161 The other interesting effect is a sudden and isolated decrease in correct response rate at cue position 4 for 0% Entry (4<-4, t=2.712, df=5, p<.05). A similar decrease at position 4 can be seen for 0% and Random Entry under 0% Exit and 0%, 50%, and Random Entry under 50% Exit (see Figure 4-19). Cue position 4 with 0% Entry places the focal-object half on and half off the screen with the reaction time cue presented directly on top of the screen edge. This decrease in the subject’s ability to correctly identify the RT cue may be due to the screen edge obscuring the cue in someway. An interpretation of this “edge-effect” will be left until the Discussion section.

Ignoring the “edge-effect”, there does not seem to be any one Entry condition which produces better performance than the rest (Figure 4-19, bottom left graph). 50% Entry may show the only signs of predictive saccading but 0%, 100% and Random Entry all result in a shorter period of attentional withdrawal (83ms, cue position 1 to 3). These results are inconclusive.

Looking at the correct response rates for Random Exit it is hard to see one Entry condition that creates the best performance. Paired t-tests between each cue position and -4 (“baseline”) shows that all Entry conditions recover back to baseline by cue position 4 with the only difference being that 50%, 100%, and Random Entry all also show a significant decrease in correct response rate at cue position 0 (50%: t=2.236, df=5, p<.05, one-tailed; 100%: t=2.236, df=5, p<.05, one-tailed; Random: t=2.390 df=5, p<.05, one-tailed). Comparing the correct response rates for Entry condition at these cue positions shows that the only significant difference is that Random Entry is significantly lower than 0% at cue position 0 (mean diff.=16.667 p<.05). This clear sign of pre-cut attention withdrawal seems to suggest that for a cut with Random Exit, Random Entry is expected.

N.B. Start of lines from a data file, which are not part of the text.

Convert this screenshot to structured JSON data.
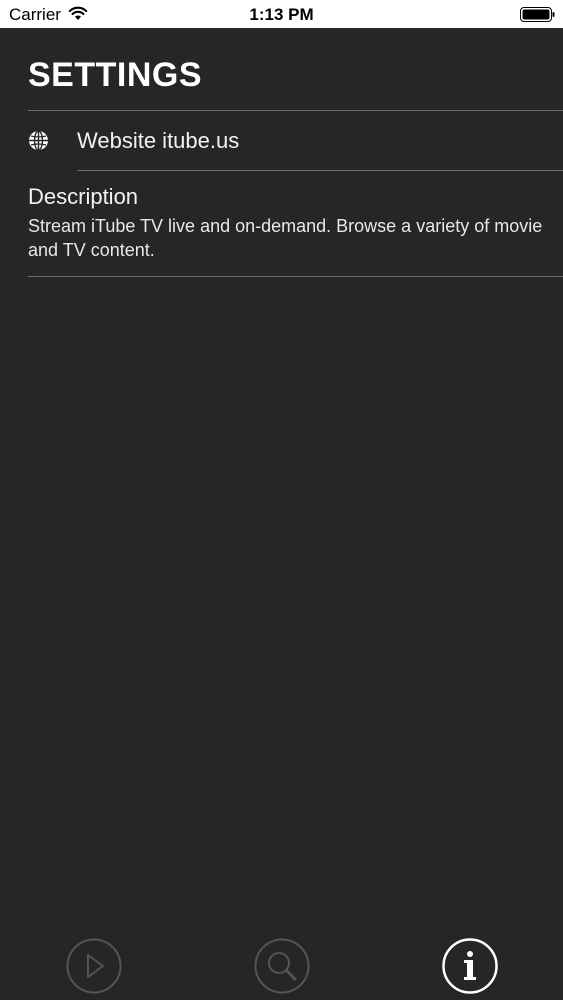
{
  "status_bar": {
    "carrier": "Carrier",
    "time": "1:13 PM"
  },
  "page": {
    "title": "SETTINGS"
  },
  "website": {
    "icon": "globe-icon",
    "label": "Website itube.us"
  },
  "description": {
    "title": "Description",
    "text": "Stream iTube TV live and on-demand. Browse a variety of movie and TV content."
  },
  "tab_bar": {
    "tabs": [
      {
        "icon": "play-icon",
        "selected": false
      },
      {
        "icon": "search-icon",
        "selected": false
      },
      {
        "icon": "info-icon",
        "selected": true
      }
    ],
    "active_color": "#ffffff",
    "inactive_color": "#555457"
  },
  "colors": {
    "background": "#262527",
    "divider": "#6b6a6e"
  }
}
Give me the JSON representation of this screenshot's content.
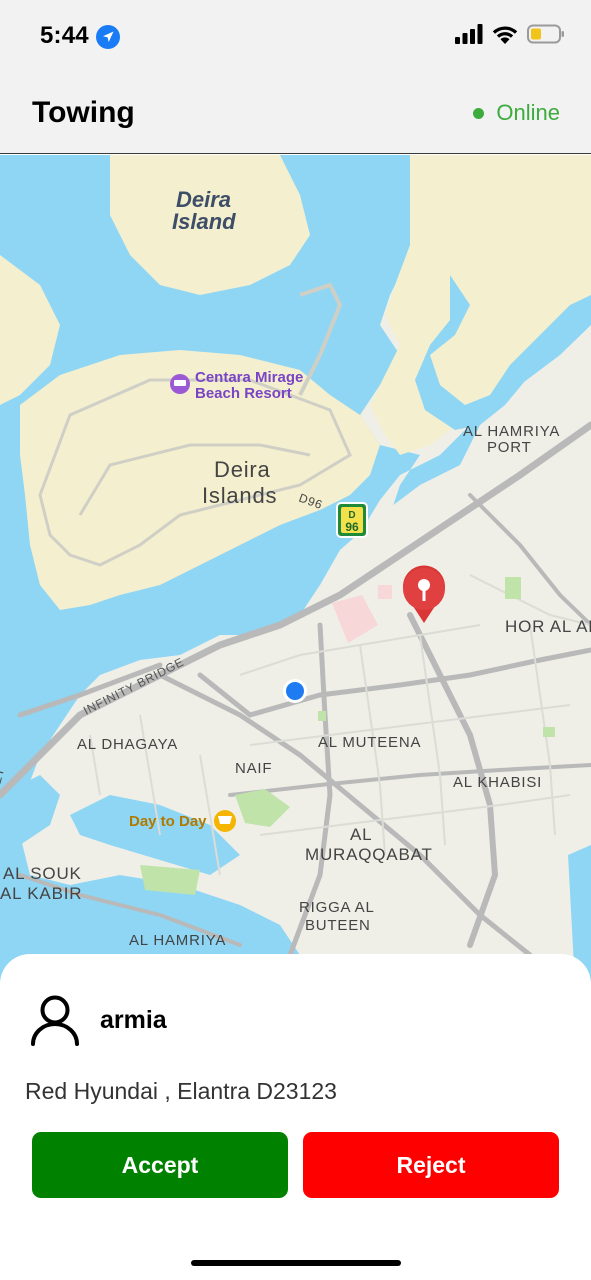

In document An attentional theory of continuity editing (Page 156-162)